Several minutes after he reported the discomfort, Andrew Feustel assured everyone his eye was feeling better and the third spacewalk of shuttle Endeavour's final voyage continued as planned.
The incident came as the spacewalk hit the five-hour mark. Feustel and Mike Fincke had just finished running power cables from the U.S. side of the orbiting house to the Russian half.
Feustel spoke quietly and calmly as he alerted his crewmates about the problem with his eye.
"Just as an FYI, my right eye is stinging like crazy right now. It's watering a lot. Must have gotten something" in it, Feustel called out.
"Sorry, buddy," Fincke said.
"Oh, boy," Feustel moaned.
Feustel was assured that he and Fincke were "close to home" — near the hatch leading into the space station — and was asked again how he felt. He managed to rub his eye against a strap in his helmet and said that helped.
"Almost got the better of me," Feustel said. "Ah, my eye feels much, much better."
The spacewalkers noted that the problem with tears in space is that "they don't fall off of your eye ... they kind of stay there."
Until Feustel's eye irritation, everything had been unfolding uneventfully 220 miles (350 kilometers) up, a relief for the spacewalkers who struggled with loose bolts during Sunday's excursion. And during the first spacewalk late last week, a spacesuit malfunction forced an early end to the work.
Early in Wednesday's spacewalk, when told they were running ahead of schedule, Fincke replied, "I want to enjoy it while it lasts."
"Knock on wood somewhere and don't talk about it again," Feustel added.

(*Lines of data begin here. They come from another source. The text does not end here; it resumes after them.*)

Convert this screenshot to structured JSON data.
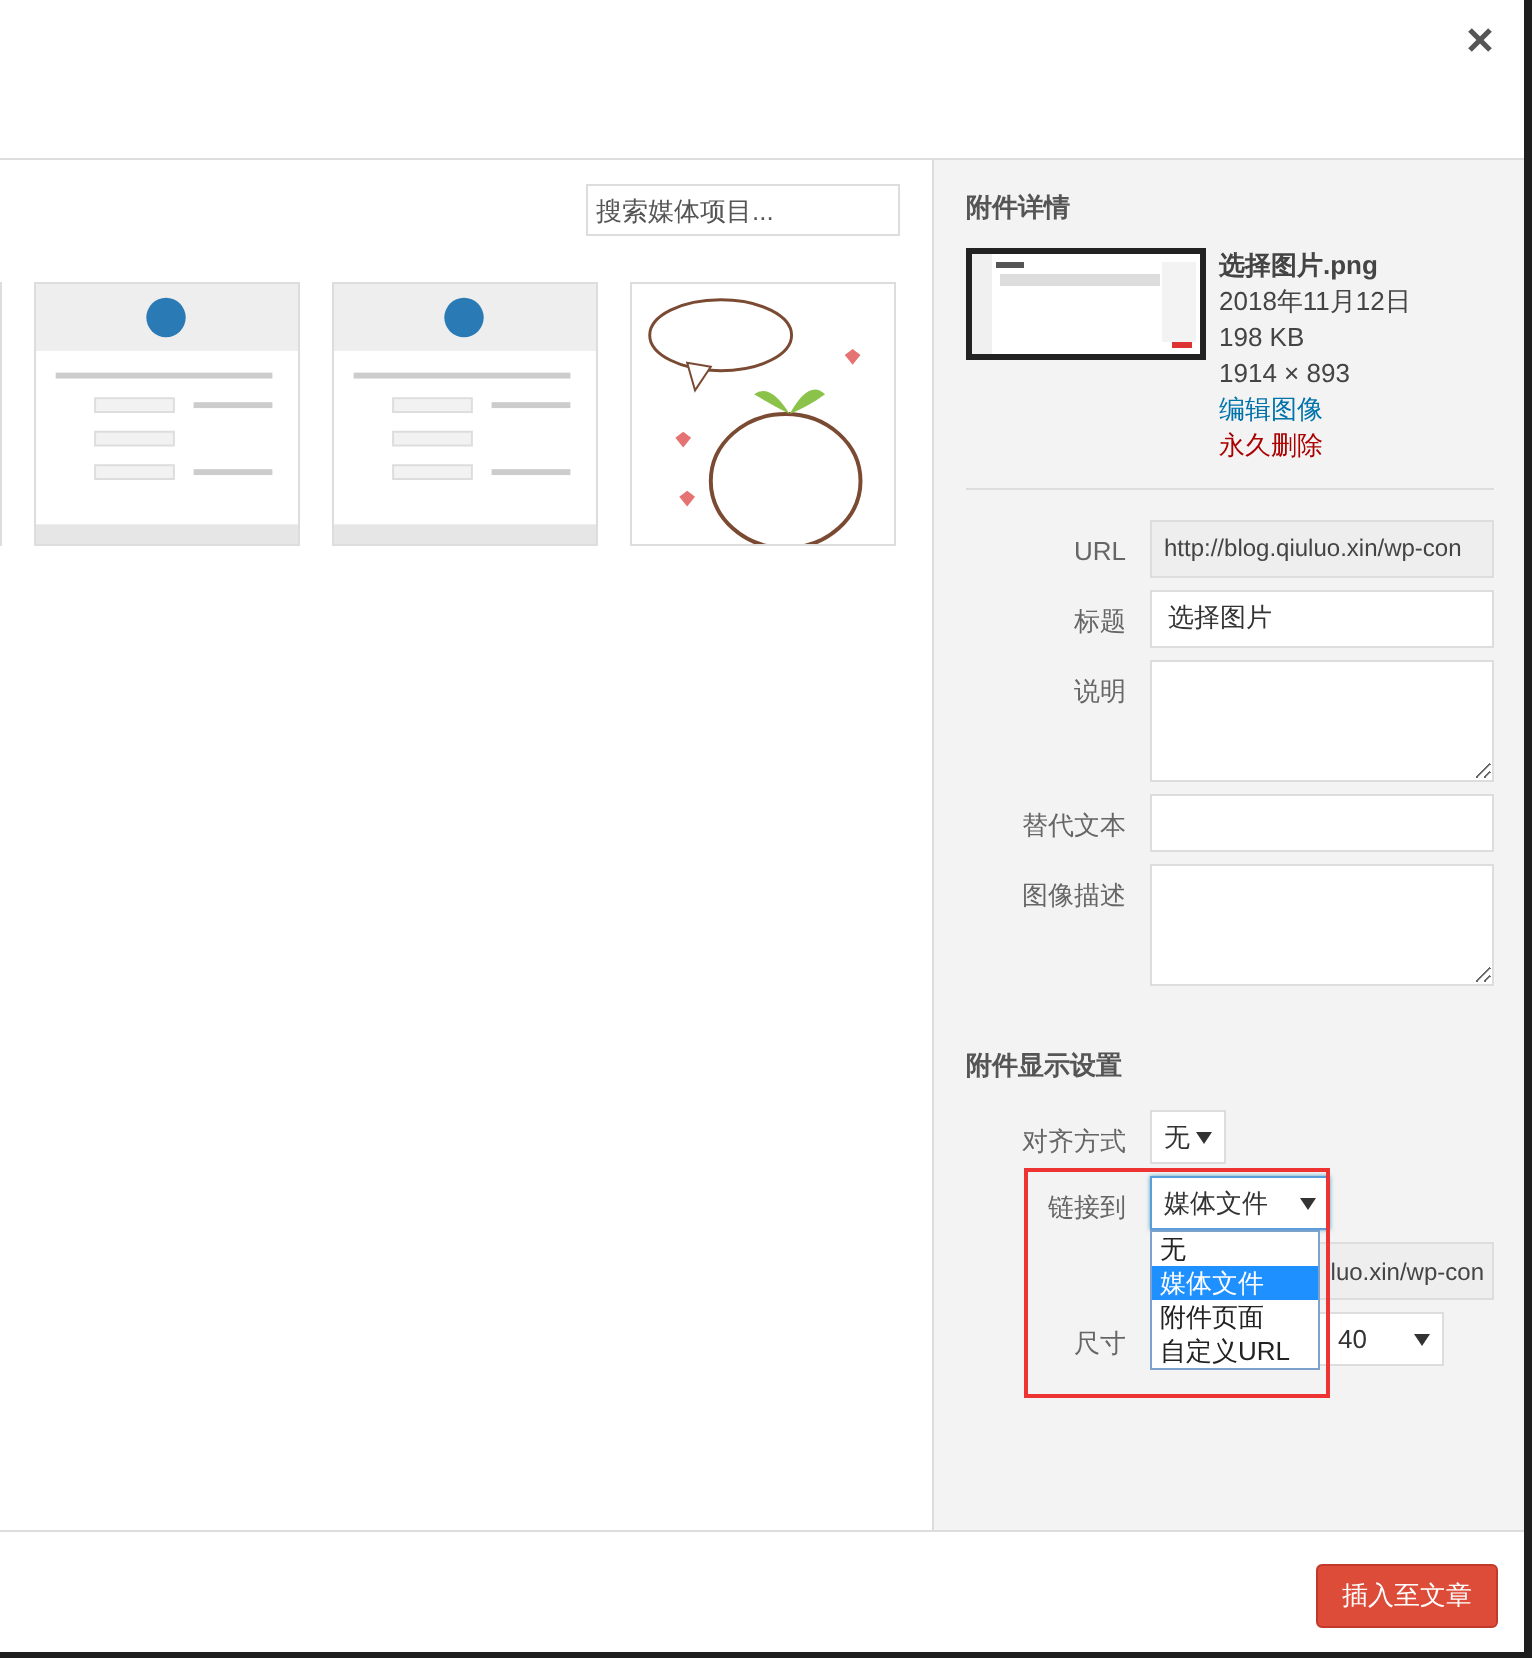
{
  "search": {
    "placeholder": "搜索媒体项目..."
  },
  "details": {
    "heading": "附件详情",
    "filename": "选择图片.png",
    "date": "2018年11月12日",
    "size": "198 KB",
    "dimensions": "1914 × 893",
    "edit_link": "编辑图像",
    "delete_link": "永久删除"
  },
  "fields": [
    {
      "label": "URL",
      "kind": "readonly",
      "value": "http://blog.qiuluo.xin/wp-con"
    },
    {
      "label": "标题",
      "kind": "input",
      "value": "选择图片"
    },
    {
      "label": "说明",
      "kind": "textarea"
    },
    {
      "label": "替代文本",
      "kind": "input"
    },
    {
      "label": "图像描述",
      "kind": "textarea"
    }
  ],
  "display_settings": {
    "heading": "附件显示设置",
    "alignment": {
      "label": "对齐方式",
      "value": "无"
    },
    "link_to": {
      "label": "链接到",
      "value": "媒体文件",
      "expanded": true,
      "options": [
        {
          "label": "无",
          "selected": false
        },
        {
          "label": "媒体文件",
          "selected": true
        },
        {
          "label": "附件页面",
          "selected": false
        },
        {
          "label": "自定义URL",
          "selected": false
        }
      ]
    },
    "link_url": {
      "value": "luo.xin/wp-con"
    },
    "size": {
      "label": "尺寸",
      "value": "40"
    },
    "highlight": true
  },
  "insert_button": "插入至文章"
}
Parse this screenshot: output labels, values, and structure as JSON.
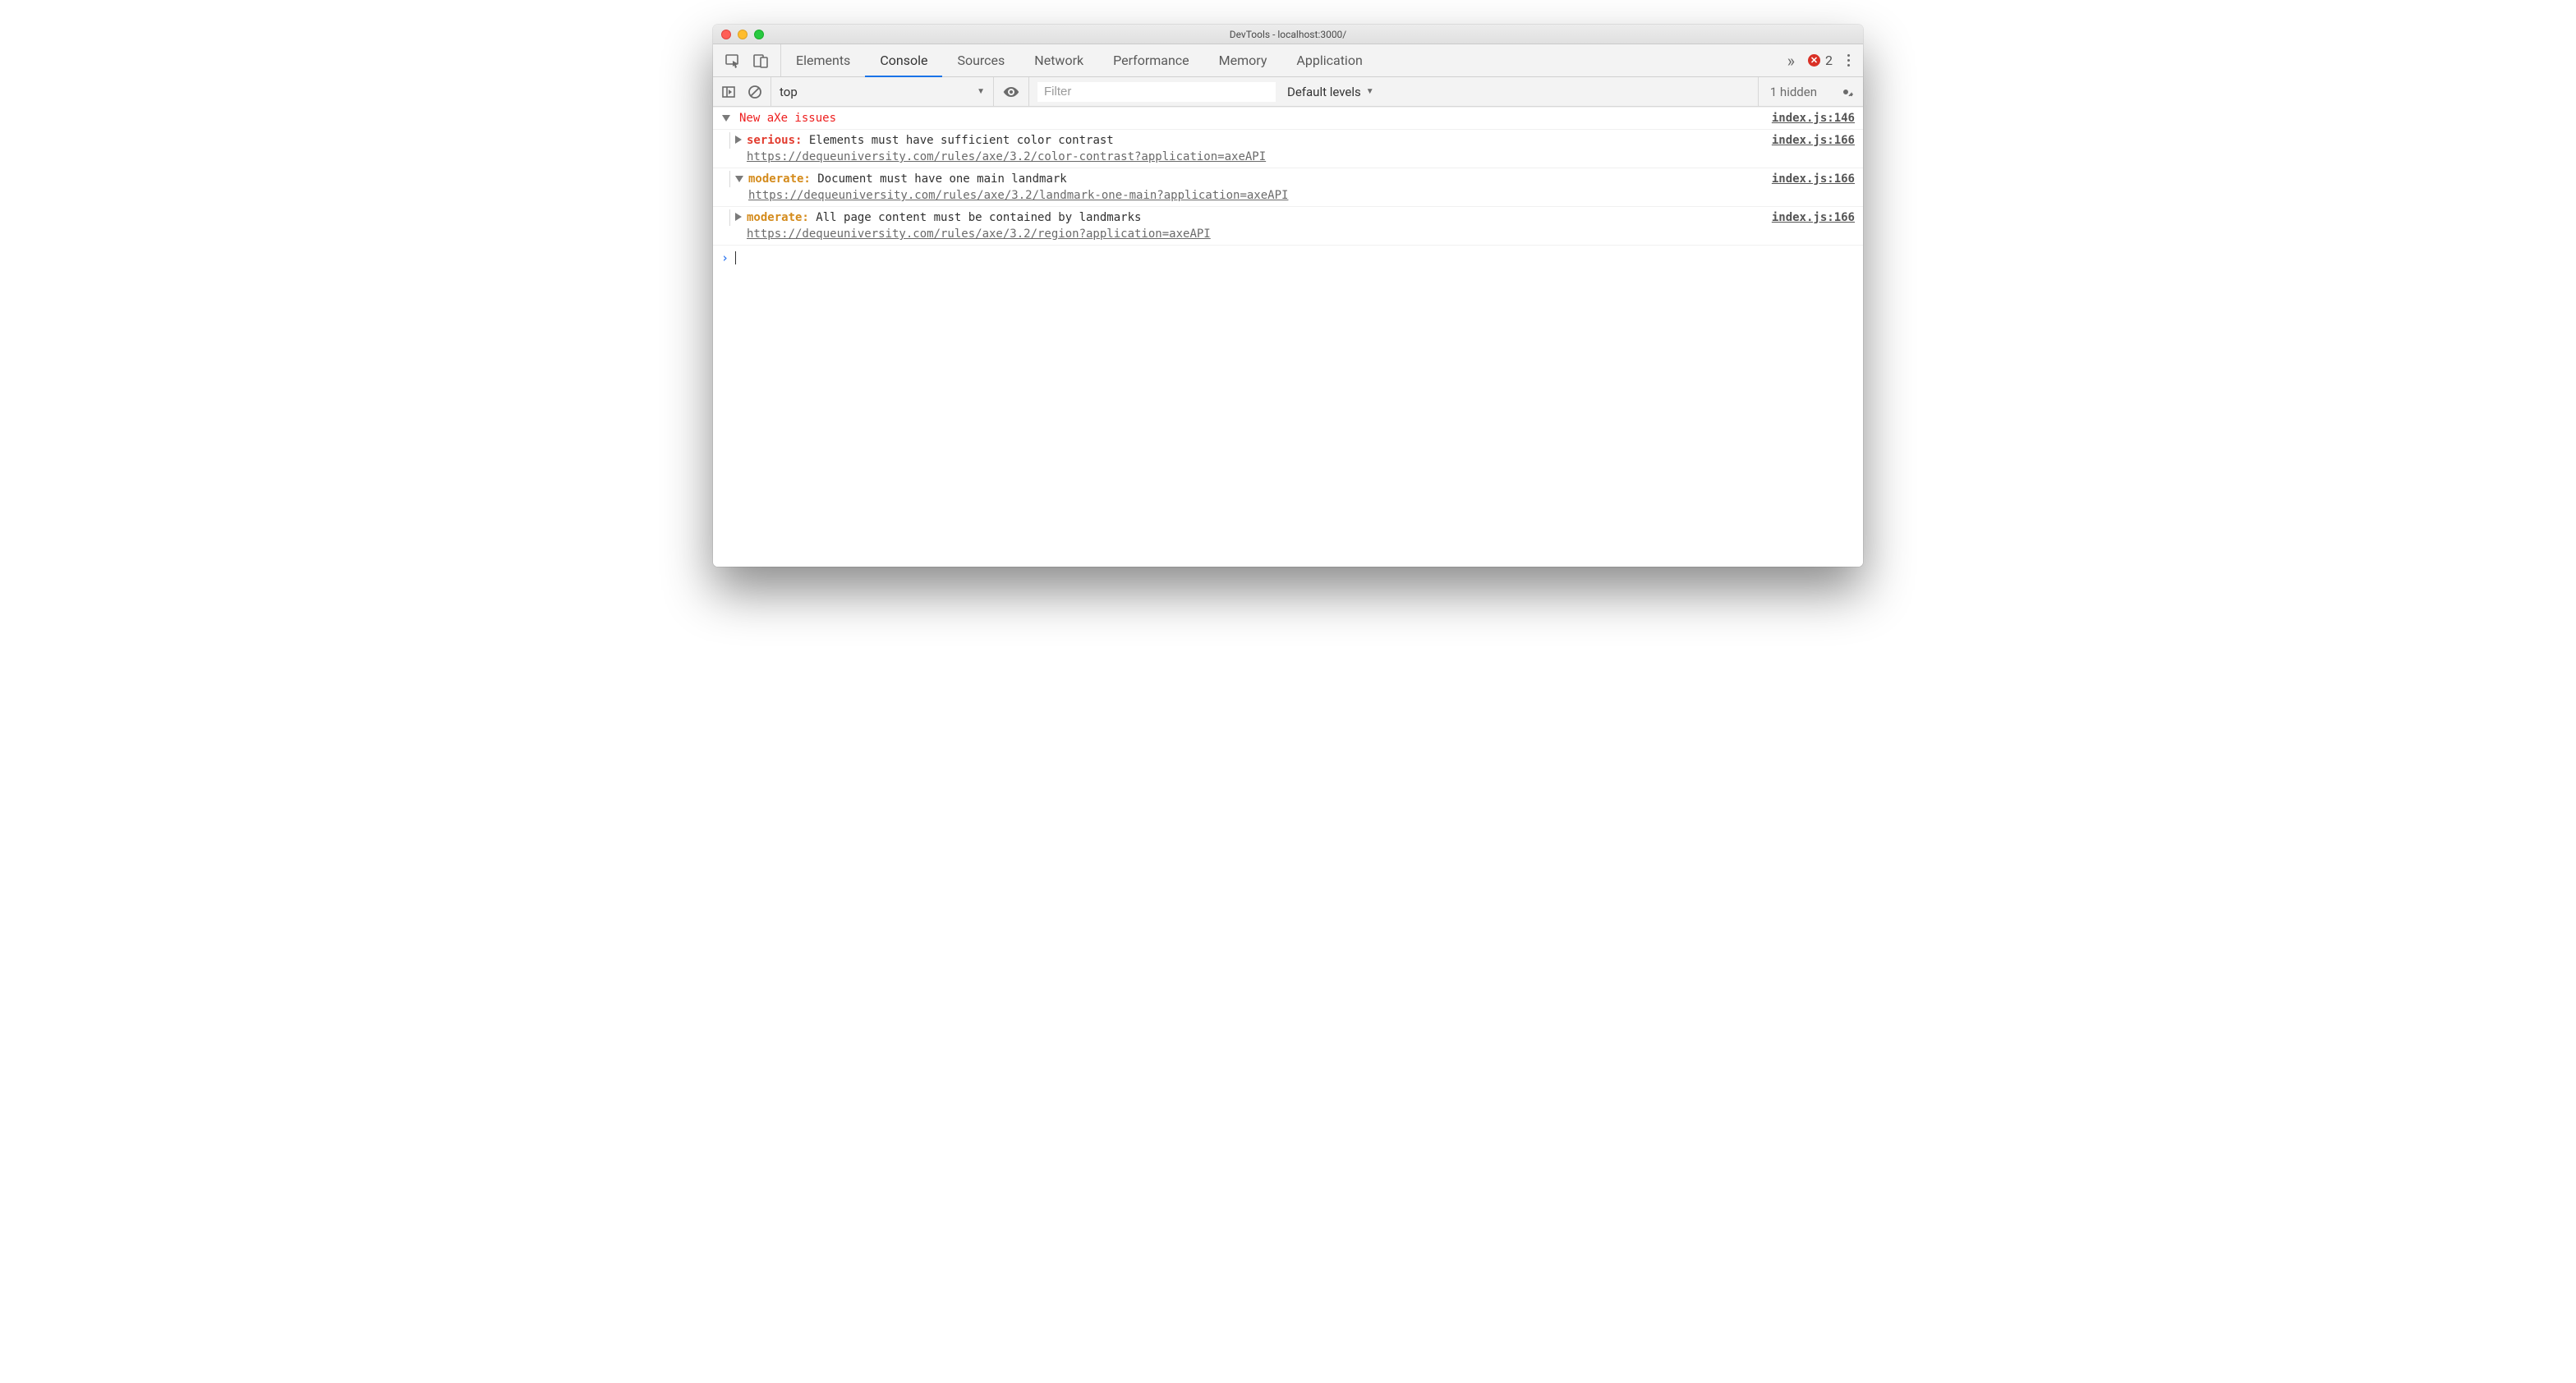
{
  "window": {
    "title": "DevTools - localhost:3000/"
  },
  "tabs": {
    "items": [
      "Elements",
      "Console",
      "Sources",
      "Network",
      "Performance",
      "Memory",
      "Application"
    ],
    "active_index": 1,
    "error_count": "2"
  },
  "console_bar": {
    "context": "top",
    "filter_placeholder": "Filter",
    "levels_label": "Default levels",
    "hidden_label": "1 hidden"
  },
  "console": {
    "group": {
      "title": "New aXe issues",
      "source": "index.js:146"
    },
    "entries": [
      {
        "expanded": false,
        "severity": "serious",
        "severity_label": "serious:",
        "message": "Elements must have sufficient color contrast",
        "url": "https://dequeuniversity.com/rules/axe/3.2/color-contrast?application=axeAPI",
        "source": "index.js:166"
      },
      {
        "expanded": true,
        "severity": "moderate",
        "severity_label": "moderate:",
        "message": "Document must have one main landmark",
        "url": "https://dequeuniversity.com/rules/axe/3.2/landmark-one-main?application=axeAPI",
        "source": "index.js:166"
      },
      {
        "expanded": false,
        "severity": "moderate",
        "severity_label": "moderate:",
        "message": "All page content must be contained by landmarks",
        "url": "https://dequeuniversity.com/rules/axe/3.2/region?application=axeAPI",
        "source": "index.js:166"
      }
    ]
  }
}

The spacewalk came to a routine end after seven hours. Mission Control urged Feustel and Fincke to go back in, even though they were willing to tackle more chores. "It's been a great day, a great (spacewalk), and we'd like you to finish up on a great note," Mission Control said.
Feustel and Fincke turned cable installers to carry out their job. The new power lines they installed ultimately tap into the space station's huge U.S. solar wings and provide a power backup to the Russian systems.
The astronauts hooked up a grapple fixture for the space station's robot arm, putting it on the very first piece of the outpost, a Russian compartment launched in 1998. They also finished wiring up antennas, work left over from the first spacewalk.
As he got started on all the work, Fincke promised Russian flight controllers that he'd tackle the job with "much enthusiasm." He relayed the message in Russian, then asked his shuttle crewmate Gregory Chamitoff in English: "OK, Greg, what's next?"
"Russian or English?" Chamitoff joked.
"How about Italian?" Fincke replied.
All three countries are represented aboard the orbiting shuttle-station complex right now: six Americans, two Russians and one Italian.
Before stepping out in the wee hours of Wednesday morning, Feustel and Fincke tried a new spacewalk preparation method of light exercise. The routine was aimed at streamlining the process for getting accustomed to spacesuit depressuriization and repressurization, and mission managers said it worked well on Wednesday.
This is NASA's next-to-last space shuttle flight. One more spacewalk is planned before Endeavour heads home, to install the shuttle's long inspection boom to the station as an extension tool for hard-to-reach repairs.
The shuttle astronauts will use the laser- and camera-tipped boom one last time late Wednesday night to check for any signs of micrometeorite damage to Endeavour's heat shield.
Landing is scheduled for June 1.
NASA will close out the 30-year shuttle program in July with one last flight by Atlantis.